The prestigious Spanish military journal “Historia de la Guerra” has published an article by Kaveh Farrokh and Javier Sánchez-Gracia on the Arab invasion of the Sassanian Empire in the 7th century CE (click the link below in Academia.edu for downloading the entire article):
This article outlines the Arab invasion of the Sassanian Empire by first examining the devastating military consequences of the war with the Romano-Byzantine Empire (610-628 CE) in which each of the antagonists are estimated to each have lost at least half a million of their top professional officers and combatants. The severe military weaknesses as a result of that war provided opportunities for the rising Arabian caliphate to embark on the conquest of Persia.
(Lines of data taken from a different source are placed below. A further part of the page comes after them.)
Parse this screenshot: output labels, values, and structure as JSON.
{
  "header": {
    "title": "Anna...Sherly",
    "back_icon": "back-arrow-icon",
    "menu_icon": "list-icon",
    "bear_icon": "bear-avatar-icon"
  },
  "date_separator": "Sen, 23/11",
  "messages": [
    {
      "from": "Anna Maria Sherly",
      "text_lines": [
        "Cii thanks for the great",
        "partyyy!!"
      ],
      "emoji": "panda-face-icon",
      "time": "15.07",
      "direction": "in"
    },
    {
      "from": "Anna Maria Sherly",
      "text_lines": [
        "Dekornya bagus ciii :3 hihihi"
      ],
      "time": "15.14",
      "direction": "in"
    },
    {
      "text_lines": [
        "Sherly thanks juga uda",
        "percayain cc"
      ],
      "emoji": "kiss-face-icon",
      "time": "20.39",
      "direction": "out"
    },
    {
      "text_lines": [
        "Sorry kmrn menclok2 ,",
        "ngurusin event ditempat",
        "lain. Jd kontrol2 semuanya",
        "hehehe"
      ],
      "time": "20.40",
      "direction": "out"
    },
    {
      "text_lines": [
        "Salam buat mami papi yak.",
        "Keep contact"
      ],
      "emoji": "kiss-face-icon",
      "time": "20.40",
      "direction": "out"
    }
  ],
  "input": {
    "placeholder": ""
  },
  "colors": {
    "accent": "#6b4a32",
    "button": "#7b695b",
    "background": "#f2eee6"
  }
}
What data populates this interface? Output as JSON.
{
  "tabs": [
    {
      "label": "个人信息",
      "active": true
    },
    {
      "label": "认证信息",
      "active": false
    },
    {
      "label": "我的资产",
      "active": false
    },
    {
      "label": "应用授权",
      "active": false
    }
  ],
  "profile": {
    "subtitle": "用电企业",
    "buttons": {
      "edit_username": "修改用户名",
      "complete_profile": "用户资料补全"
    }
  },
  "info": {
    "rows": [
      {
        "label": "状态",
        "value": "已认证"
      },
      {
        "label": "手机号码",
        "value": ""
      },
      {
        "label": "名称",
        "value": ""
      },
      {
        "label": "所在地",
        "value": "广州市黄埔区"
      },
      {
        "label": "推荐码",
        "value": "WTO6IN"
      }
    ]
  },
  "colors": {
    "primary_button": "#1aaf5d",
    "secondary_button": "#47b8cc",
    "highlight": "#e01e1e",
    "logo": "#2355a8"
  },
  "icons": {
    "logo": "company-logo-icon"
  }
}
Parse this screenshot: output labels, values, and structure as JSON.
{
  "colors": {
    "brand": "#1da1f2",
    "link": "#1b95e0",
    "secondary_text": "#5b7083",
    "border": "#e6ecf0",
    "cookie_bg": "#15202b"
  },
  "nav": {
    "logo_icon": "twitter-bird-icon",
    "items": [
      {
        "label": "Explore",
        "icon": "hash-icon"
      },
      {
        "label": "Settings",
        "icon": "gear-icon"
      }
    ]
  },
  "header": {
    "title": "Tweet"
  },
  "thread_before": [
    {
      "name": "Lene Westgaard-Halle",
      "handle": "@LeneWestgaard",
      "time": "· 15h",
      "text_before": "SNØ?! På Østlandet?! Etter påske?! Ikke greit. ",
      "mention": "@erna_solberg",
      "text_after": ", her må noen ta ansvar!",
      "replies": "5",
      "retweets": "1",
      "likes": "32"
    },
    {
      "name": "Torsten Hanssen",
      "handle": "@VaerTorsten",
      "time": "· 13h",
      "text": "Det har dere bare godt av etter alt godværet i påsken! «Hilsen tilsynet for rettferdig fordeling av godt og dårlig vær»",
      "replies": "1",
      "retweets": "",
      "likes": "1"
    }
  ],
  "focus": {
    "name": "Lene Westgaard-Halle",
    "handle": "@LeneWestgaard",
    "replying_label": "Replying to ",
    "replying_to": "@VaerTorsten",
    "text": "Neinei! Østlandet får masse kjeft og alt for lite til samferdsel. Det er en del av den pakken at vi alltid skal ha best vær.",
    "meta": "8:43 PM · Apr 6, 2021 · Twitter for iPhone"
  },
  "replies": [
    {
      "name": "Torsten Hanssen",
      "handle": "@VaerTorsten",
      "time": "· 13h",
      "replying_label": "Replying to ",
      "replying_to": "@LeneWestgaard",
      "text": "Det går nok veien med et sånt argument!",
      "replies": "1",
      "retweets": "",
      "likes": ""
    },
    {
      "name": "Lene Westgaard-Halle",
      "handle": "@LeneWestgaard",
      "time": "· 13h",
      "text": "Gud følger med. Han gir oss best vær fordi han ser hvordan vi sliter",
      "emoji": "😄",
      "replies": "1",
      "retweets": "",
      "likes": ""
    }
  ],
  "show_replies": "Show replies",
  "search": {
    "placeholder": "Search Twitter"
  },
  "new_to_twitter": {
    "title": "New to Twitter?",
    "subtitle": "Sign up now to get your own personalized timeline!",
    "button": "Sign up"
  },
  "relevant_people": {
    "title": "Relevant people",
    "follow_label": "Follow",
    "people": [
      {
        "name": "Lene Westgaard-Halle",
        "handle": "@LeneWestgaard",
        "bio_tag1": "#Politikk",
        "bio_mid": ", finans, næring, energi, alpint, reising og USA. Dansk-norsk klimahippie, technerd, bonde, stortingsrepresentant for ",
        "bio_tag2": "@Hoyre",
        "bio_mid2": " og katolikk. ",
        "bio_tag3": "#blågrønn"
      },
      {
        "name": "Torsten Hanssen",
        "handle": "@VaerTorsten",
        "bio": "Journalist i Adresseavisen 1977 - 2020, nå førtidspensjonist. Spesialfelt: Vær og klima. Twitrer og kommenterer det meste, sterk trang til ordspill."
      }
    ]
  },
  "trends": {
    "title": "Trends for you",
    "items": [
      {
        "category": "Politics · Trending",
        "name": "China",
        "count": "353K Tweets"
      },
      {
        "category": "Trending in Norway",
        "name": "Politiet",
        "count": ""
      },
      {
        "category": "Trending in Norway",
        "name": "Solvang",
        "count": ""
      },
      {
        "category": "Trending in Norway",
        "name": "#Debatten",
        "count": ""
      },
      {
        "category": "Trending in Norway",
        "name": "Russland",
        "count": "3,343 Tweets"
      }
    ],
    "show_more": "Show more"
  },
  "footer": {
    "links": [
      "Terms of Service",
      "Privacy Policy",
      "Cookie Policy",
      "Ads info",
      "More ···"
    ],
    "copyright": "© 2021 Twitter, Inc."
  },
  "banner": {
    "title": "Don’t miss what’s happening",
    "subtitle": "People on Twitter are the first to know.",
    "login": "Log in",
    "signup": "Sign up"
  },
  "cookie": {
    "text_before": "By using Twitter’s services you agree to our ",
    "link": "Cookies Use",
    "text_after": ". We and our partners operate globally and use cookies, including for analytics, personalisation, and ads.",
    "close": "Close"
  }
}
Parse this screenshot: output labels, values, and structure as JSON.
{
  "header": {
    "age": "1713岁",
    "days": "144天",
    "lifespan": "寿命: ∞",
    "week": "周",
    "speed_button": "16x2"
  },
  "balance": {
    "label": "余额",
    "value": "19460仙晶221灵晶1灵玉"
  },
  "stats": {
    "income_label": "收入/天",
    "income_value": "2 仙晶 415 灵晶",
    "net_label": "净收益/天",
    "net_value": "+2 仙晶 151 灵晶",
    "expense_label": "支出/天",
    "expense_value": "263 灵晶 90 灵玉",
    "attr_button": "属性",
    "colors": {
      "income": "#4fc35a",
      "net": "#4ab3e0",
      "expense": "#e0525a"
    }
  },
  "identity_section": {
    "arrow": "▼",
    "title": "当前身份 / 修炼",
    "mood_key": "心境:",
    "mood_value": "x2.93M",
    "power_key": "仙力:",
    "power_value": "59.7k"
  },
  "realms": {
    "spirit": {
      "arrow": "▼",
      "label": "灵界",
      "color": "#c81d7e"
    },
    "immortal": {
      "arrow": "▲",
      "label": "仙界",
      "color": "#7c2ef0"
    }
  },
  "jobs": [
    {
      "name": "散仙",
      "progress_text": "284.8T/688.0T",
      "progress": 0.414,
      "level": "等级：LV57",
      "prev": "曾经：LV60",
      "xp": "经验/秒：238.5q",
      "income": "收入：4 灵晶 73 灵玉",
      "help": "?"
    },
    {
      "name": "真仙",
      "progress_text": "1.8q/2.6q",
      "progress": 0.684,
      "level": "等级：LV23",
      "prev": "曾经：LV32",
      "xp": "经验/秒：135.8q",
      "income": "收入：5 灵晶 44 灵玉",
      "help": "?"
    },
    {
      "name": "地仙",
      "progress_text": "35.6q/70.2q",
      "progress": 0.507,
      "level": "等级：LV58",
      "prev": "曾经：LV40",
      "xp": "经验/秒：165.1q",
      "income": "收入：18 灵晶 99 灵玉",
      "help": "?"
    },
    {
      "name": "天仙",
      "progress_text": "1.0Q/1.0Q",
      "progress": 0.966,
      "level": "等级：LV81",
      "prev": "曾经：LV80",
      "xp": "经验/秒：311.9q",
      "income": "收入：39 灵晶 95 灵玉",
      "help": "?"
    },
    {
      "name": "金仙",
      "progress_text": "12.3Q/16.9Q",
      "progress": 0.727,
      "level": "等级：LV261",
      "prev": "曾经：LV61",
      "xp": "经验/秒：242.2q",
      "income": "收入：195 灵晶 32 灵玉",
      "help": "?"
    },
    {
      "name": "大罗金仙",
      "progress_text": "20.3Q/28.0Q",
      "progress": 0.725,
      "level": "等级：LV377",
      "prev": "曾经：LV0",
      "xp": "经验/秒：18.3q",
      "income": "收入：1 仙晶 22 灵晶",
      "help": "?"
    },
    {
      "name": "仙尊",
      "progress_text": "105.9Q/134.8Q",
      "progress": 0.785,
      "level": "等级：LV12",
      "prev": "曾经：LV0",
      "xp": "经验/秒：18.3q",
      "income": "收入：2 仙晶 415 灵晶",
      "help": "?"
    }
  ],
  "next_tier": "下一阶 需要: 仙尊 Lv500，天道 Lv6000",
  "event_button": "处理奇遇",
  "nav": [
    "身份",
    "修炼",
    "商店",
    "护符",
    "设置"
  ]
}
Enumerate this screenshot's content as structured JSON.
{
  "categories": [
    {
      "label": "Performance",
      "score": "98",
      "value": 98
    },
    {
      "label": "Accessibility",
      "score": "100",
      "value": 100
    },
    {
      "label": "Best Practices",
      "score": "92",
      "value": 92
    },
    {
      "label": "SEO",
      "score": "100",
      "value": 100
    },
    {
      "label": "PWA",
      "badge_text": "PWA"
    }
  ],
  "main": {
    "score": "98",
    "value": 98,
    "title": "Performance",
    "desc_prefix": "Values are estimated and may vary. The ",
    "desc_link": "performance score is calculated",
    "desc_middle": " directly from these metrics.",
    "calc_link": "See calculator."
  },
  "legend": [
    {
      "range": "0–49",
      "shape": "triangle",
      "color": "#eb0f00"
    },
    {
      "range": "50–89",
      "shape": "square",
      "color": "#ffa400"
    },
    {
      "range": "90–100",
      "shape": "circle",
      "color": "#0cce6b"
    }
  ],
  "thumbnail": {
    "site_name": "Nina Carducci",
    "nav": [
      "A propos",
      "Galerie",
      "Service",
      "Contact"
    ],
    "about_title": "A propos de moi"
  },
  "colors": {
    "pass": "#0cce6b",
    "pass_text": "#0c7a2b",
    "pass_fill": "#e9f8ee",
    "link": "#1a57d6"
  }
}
Omar Ibn Khattab reviewing his troops during the invasion of the Sassanian Empire (Source: Historia de la Guerra).
The Arabian invaders, notably under the brilliant genius leadership of Omar Ibn Khattab, were able to strike at just the critical moment in history when the Sassanian and Romano-Byzantine Empires had been militarily exhausted as a result of their nearly two-decade war.
A historical reconstruction by Tim Newark (illustrator Angus McBride) of the Arab invaders entering into the Mesopotamian interior of the Sassanian Empire – the caption written by Tim Newark for the above illustrations reads as follows: “Muslim Arab warrior and his Ethioipian slave tackle a Sasanid Persian clibanarium, Mesopotamian desert, 7th century” (Source: Newark, T. (1988). The Barbarians: Warriors and Wars of the Dark Ages. London: Blandford Press).
The remainder of the article outlines the details of the battles, chronology and geography of the Arabian conquests of the Sassanian Empire in the 7th century CE.
A chronological map by Kaveh Farrokh outlining the stages of the Arab conquests of the Sassanian Empire in the 7th century BCE (Source: Farrokh, page 267, Shadows in the Desert: Ancient Persia at War-Персы: Армия великих царей-سایههای صحرا–). Northern Iran (notably Tabaristan and the Dailamites) however successfully repelled several Arab attempts at conquest with Sassanian enclaves reputedly still in place into the later Islamic eras; note also the Arabian caliphate’s western expansion into the Romano-Byzantine realms.